George Herbert Mead
Within the writings of George Herbert Mead the self can arise only in a social process. However, instead of starting out with individual minds and continue to society, Mead begins with “an objective social process and works inward through the importation of the social process of communication into the individual by the medium of the vocal gesture.” Based on vocal gestures the individual indicates meaning to others and the self and hence it can be stated, that language surfaced as a result ofhuman interaction and collaboration.
According to Mead, the complete self is conceived as being an “I” and a “me”. The “I” is the active agent and principle of individual impulse, which is able to change the social structure. It is the “response of the organism to the attitudes of the others.” Whereas the “me” is the “organized set of attitudes of others which one assumes”. A reflective self is able to see itself in the actions and reactions of the others towards itself and thereupon constructs its own “me”. Therefore it is the attitudes of the others which constitute the organized “me” and the reactions toward that, constitute the “I”.
Furthermore Mead claims that the development of the social self is based on two stages: the stages of play and the game. In the play the individual simply imitates the behavior of others whereas the game requires competent participation and internalization of the whole organized activity within one’s self. Therefore, the individual has to assume not only the role of a specific other but of any other participant in the common activity in order to play the game successfully.
 Frost, Robert: Mending Wall, in: URL: http://writing.upenn.edu/~afilreis/88/frost-mending.html
 Denzin, Norman K.: Symbolic Interactionism and Cultural Studies, 1992, p. 2.
 cf., ibid. p. 2.
 Mead, Herbert: Mind Self and Societyfrom the Standpoint of a Social Behaviorist, 1934, p.
 Denzin, Norman K., 1992, p. xiv.
 Berger, Peter L., Luckmann, Thomas: The social construction of reality, 1967, p. 61.
 Ibid., p. 149.
 significant others are people immediately around the individual who raise him and serve to mediate the world to him
 Generalized others are an abstraction from the roles and attitudes of significant others.
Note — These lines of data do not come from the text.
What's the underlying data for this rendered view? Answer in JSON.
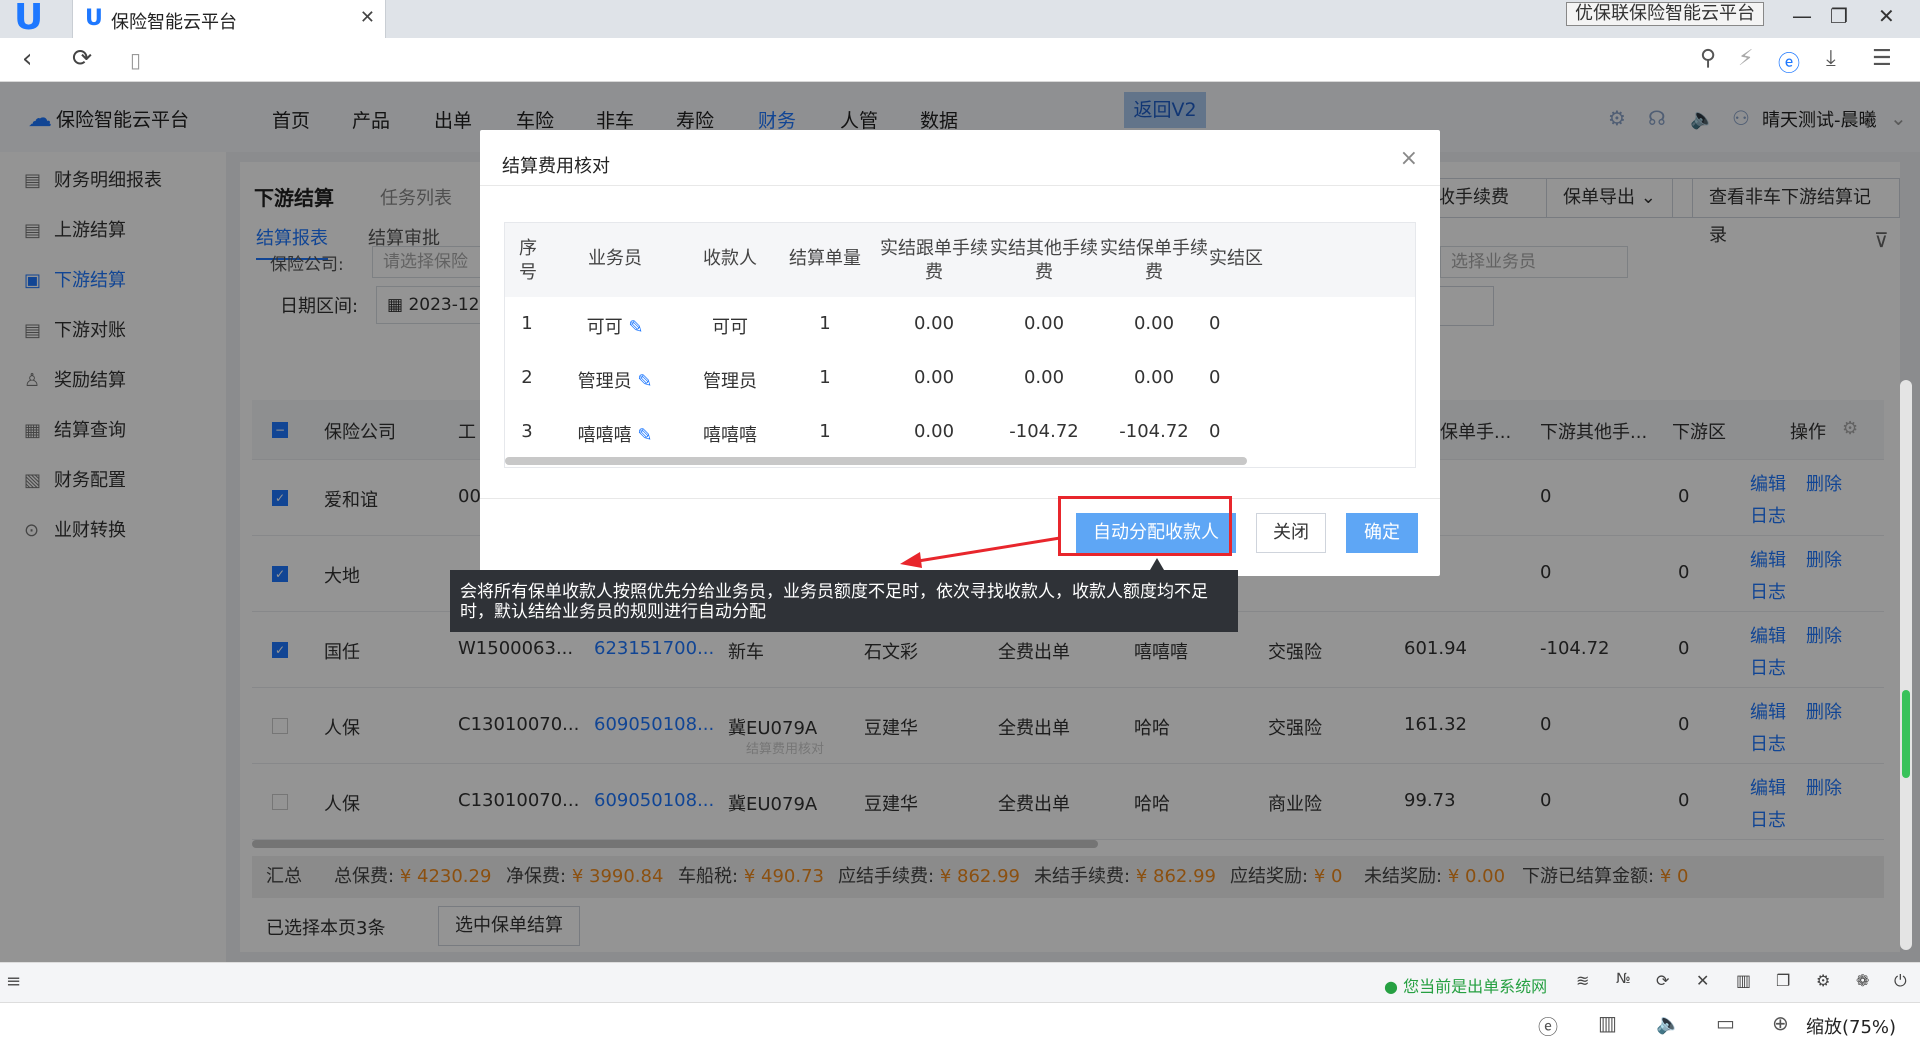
{
  "browser": {
    "tab_title": "保险智能云平台",
    "window_title": "优保联保险智能云平台",
    "zoom_label": "缩放(75%)"
  },
  "header": {
    "brand": "保险智能云平台",
    "menu": [
      "首页",
      "产品",
      "出单",
      "车险",
      "非车",
      "寿险",
      "财务",
      "人管",
      "数据"
    ],
    "active_menu": "财务",
    "return_label": "返回V2",
    "user": "晴天测试-晨曦"
  },
  "sidebar": {
    "items": [
      {
        "label": "财务明细报表",
        "icon": "report-icon"
      },
      {
        "label": "上游结算",
        "icon": "document-icon"
      },
      {
        "label": "下游结算",
        "icon": "settlement-icon"
      },
      {
        "label": "下游对账",
        "icon": "reconcile-icon"
      },
      {
        "label": "奖励结算",
        "icon": "reward-icon"
      },
      {
        "label": "结算查询",
        "icon": "query-icon"
      },
      {
        "label": "财务配置",
        "icon": "config-icon"
      },
      {
        "label": "业财转换",
        "icon": "convert-icon"
      }
    ],
    "active": "下游结算"
  },
  "page": {
    "title": "下游结算",
    "task_list": "任务列表",
    "fee_btn": "收手续费",
    "export_btn": "保单导出",
    "view_records_btn": "查看非车下游结算记录",
    "tabs": [
      "结算报表",
      "结算审批"
    ],
    "filter_company_label": "保险公司:",
    "filter_company_placeholder": "请选择保险",
    "filter_date_label": "日期区间:",
    "filter_date_value": "2023-12至",
    "salesman_placeholder": "选择业务员"
  },
  "table": {
    "headers": [
      "保险公司",
      "工",
      "保单手...",
      "下游其他手...",
      "下游区",
      "操作"
    ],
    "rows": [
      {
        "checked": true,
        "company": "爱和谊",
        "c2": "00",
        "c3": "",
        "c4": "",
        "c5": "",
        "c6": "",
        "c7": "",
        "c8": "",
        "c9": "",
        "c10": "0",
        "c11": "0"
      },
      {
        "checked": true,
        "company": "大地",
        "c2": "",
        "c3": "",
        "c4": "",
        "c5": "",
        "c6": "",
        "c7": "",
        "c8": "",
        "c9": "",
        "c10": "0",
        "c11": "0"
      },
      {
        "checked": true,
        "company": "国任",
        "c2": "W1500063...",
        "c3": "623151700...",
        "c4": "新车",
        "c5": "石文彩",
        "c6": "全费出单",
        "c7": "嘻嘻嘻",
        "c8": "交强险",
        "c9": "601.94",
        "c10": "-104.72",
        "c11": "0"
      },
      {
        "checked": false,
        "company": "人保",
        "c2": "C13010070...",
        "c3": "609050108...",
        "c4": "冀EU079A",
        "c5": "豆建华",
        "c6": "全费出单",
        "c7": "哈哈",
        "c8": "交强险",
        "c9": "161.32",
        "c10": "0",
        "c11": "0"
      },
      {
        "checked": false,
        "company": "人保",
        "c2": "C13010070...",
        "c3": "609050108...",
        "c4": "冀EU079A",
        "c5": "豆建华",
        "c6": "全费出单",
        "c7": "哈哈",
        "c8": "商业险",
        "c9": "99.73",
        "c10": "0",
        "c11": "0"
      }
    ],
    "op_edit": "编辑",
    "op_delete": "删除",
    "op_log": "日志",
    "faded_text": "结算费用核对"
  },
  "summary": {
    "label": "汇总",
    "items": [
      {
        "label": "总保费:",
        "value": "¥ 4230.29"
      },
      {
        "label": "净保费:",
        "value": "¥ 3990.84"
      },
      {
        "label": "车船税:",
        "value": "¥ 490.73"
      },
      {
        "label": "应结手续费:",
        "value": "¥ 862.99"
      },
      {
        "label": "未结手续费:",
        "value": "¥ 862.99"
      },
      {
        "label": "应结奖励:",
        "value": "¥ 0"
      },
      {
        "label": "未结奖励:",
        "value": "¥ 0.00"
      },
      {
        "label": "下游已结算金额:",
        "value": "¥ 0"
      }
    ],
    "selected_text": "已选择本页3条",
    "settle_btn": "选中保单结算"
  },
  "modal": {
    "title": "结算费用核对",
    "headers": [
      "序号",
      "业务员",
      "收款人",
      "结算单量",
      "实结跟单手续费",
      "实结其他手续费",
      "实结保单手续费",
      "实结区"
    ],
    "rows": [
      {
        "no": "1",
        "salesman": "可可",
        "payee": "可可",
        "count": "1",
        "f1": "0.00",
        "f2": "0.00",
        "f3": "0.00",
        "f4": "0"
      },
      {
        "no": "2",
        "salesman": "管理员",
        "payee": "管理员",
        "count": "1",
        "f1": "0.00",
        "f2": "0.00",
        "f3": "0.00",
        "f4": "0"
      },
      {
        "no": "3",
        "salesman": "嘻嘻嘻",
        "payee": "嘻嘻嘻",
        "count": "1",
        "f1": "0.00",
        "f2": "-104.72",
        "f3": "-104.72",
        "f4": "0"
      }
    ],
    "btn_auto": "自动分配收款人",
    "btn_close": "关闭",
    "btn_ok": "确定",
    "tooltip": "会将所有保单收款人按照优先分给业务员，业务员额度不足时，依次寻找收款人，收款人额度均不足时，默认结给业务员的规则进行自动分配"
  },
  "statusbar": {
    "status_text": "您当前是出单系统网"
  },
  "colors": {
    "accent": "#1e78ff",
    "highlight": "#e8262c",
    "amount": "#f08a1c"
  }
}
It is the roles in general.
 Berger, Peter L., Luckmann, Thomas, p. 140.
 Cooley, Charles Horton: Human Nature And The Social Order, 1992, p. 119.
 Ibid., p. 138.
 Ibid., p. 136.
 Ibid., p. 179.
 Mead, George Herbert: Mind, Self And Society, 1937, p. xxii.
 Ibid., p. 175.
- Quote paper
- Kathrin Rochow (Author), 2010, Together alone - The Other in a love relationship, Munich, GRIN Verlag, https://www.grin.com/document/205582